About 270,000 tonnes of poultry litter are produced in Northern Ireland every year.
Most of the waste comes from growers for industry giant Moy Park.
It is a mix of bedding material and animal waste left behind when broiler chickens are sent for slaughter.
Up until now it has been disposed of in several ways, including by exporting it for land-spreading in the Republic of Ireland.
Almost 80,000 tonnes a year are sent over the Irish border.
Expansion in industry
But under a no-deal Brexit, EU rules mean the untreated waste could not be exported, including to a County Donegal-based treatment facility part-financed by the Northern Ireland Executive.
Disposal of poultry litter became an issue in Northern Ireland after significant expansion in the industry, supported by the executive.
It is nutrient rich and there is insufficient suitable land for spreading it in Northern Ireland as it poses a risk of contamination of water courses.
One option was to export it to the Republic of Ireland, where there was a higher concentration of tillage farms, which needed the nutrients.

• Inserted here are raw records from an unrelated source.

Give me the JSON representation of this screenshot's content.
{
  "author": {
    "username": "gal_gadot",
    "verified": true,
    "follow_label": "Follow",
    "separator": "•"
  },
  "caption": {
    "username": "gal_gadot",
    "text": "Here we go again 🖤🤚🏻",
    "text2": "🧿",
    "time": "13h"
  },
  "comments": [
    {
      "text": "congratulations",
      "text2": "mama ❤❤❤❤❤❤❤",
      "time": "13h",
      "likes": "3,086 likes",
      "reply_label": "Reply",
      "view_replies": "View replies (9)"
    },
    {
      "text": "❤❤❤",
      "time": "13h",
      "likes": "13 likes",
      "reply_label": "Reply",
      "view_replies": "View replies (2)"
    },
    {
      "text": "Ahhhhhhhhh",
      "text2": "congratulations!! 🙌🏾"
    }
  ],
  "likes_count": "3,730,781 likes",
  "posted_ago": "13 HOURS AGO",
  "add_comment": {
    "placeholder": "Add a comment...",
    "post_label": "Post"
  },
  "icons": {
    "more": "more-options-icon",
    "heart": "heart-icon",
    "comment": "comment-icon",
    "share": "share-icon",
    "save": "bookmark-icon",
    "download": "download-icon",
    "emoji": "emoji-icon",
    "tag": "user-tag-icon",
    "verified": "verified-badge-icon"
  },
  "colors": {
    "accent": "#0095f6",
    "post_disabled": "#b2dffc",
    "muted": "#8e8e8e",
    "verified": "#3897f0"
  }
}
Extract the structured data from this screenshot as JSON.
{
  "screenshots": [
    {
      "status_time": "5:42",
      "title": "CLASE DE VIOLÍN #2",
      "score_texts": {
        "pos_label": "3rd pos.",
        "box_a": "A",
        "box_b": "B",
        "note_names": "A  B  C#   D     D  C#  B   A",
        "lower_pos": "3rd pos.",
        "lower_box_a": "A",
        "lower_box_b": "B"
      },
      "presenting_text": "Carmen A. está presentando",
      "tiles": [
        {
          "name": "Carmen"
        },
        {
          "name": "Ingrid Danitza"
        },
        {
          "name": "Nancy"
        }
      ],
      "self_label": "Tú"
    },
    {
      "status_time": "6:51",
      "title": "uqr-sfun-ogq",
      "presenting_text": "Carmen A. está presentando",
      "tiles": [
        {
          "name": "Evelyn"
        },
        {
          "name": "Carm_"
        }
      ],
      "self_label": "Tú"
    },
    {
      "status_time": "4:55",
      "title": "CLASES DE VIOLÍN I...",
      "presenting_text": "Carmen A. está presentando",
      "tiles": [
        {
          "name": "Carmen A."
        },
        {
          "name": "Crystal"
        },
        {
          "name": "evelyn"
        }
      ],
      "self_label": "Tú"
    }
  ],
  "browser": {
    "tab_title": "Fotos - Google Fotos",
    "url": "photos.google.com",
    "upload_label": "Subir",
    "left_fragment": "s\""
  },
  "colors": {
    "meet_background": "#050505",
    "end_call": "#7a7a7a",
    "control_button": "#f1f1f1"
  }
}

It is also disposed of in anaerobic digesters, by incineration in power plants in England and Scotland and by being turned into mushroom compost.
Several years ago a briefing note prepared by Stormont's Department for the Economy accepted the practice of land-spreading in Northern Ireland was "no longer sustainable at current levels".
"Poultry litter is high in nitrogen and phosphorus and many soils across the north already have excess levels of phosphorus," it said.
"This impacts on water quality as the nutrients can get into the water and cause pollution of rivers and lakes."
Moy Park measures
Since that briefing note was prepared two large anaerobic digesters have been built with financial backing of the Stormont executive to help address the problem.
One is near Ballymena in County Antrim, the other outside Ballybofey in County Donegal, and between them were meant to deal with 65,000 tonnes a year.
Asked what would happen to the exported litter in the event of a no-deal Brexit, the Department of Agriculture, Environment and Rural Affairs said companies "must have a contingency plan in place to deal with their manure".
"If properly controlled and managed, the retention of 80,000 tonnes in Northern Ireland would not necessarily have an adverse impact on water bodies."
Moy Park said it had a range of "contingency measures" should export of waste be curtailed after Brexit day but did not specify them.
The Department for the Economy was asked what the position would be in respect of the £9m loan advanced to the Donegal plant if it was no longer available to accept and treat poultry litter from Northern Ireland.
"The loan is repayable by the operators of the plant regardless of whether a Brexit deal is in place," said a spokesman.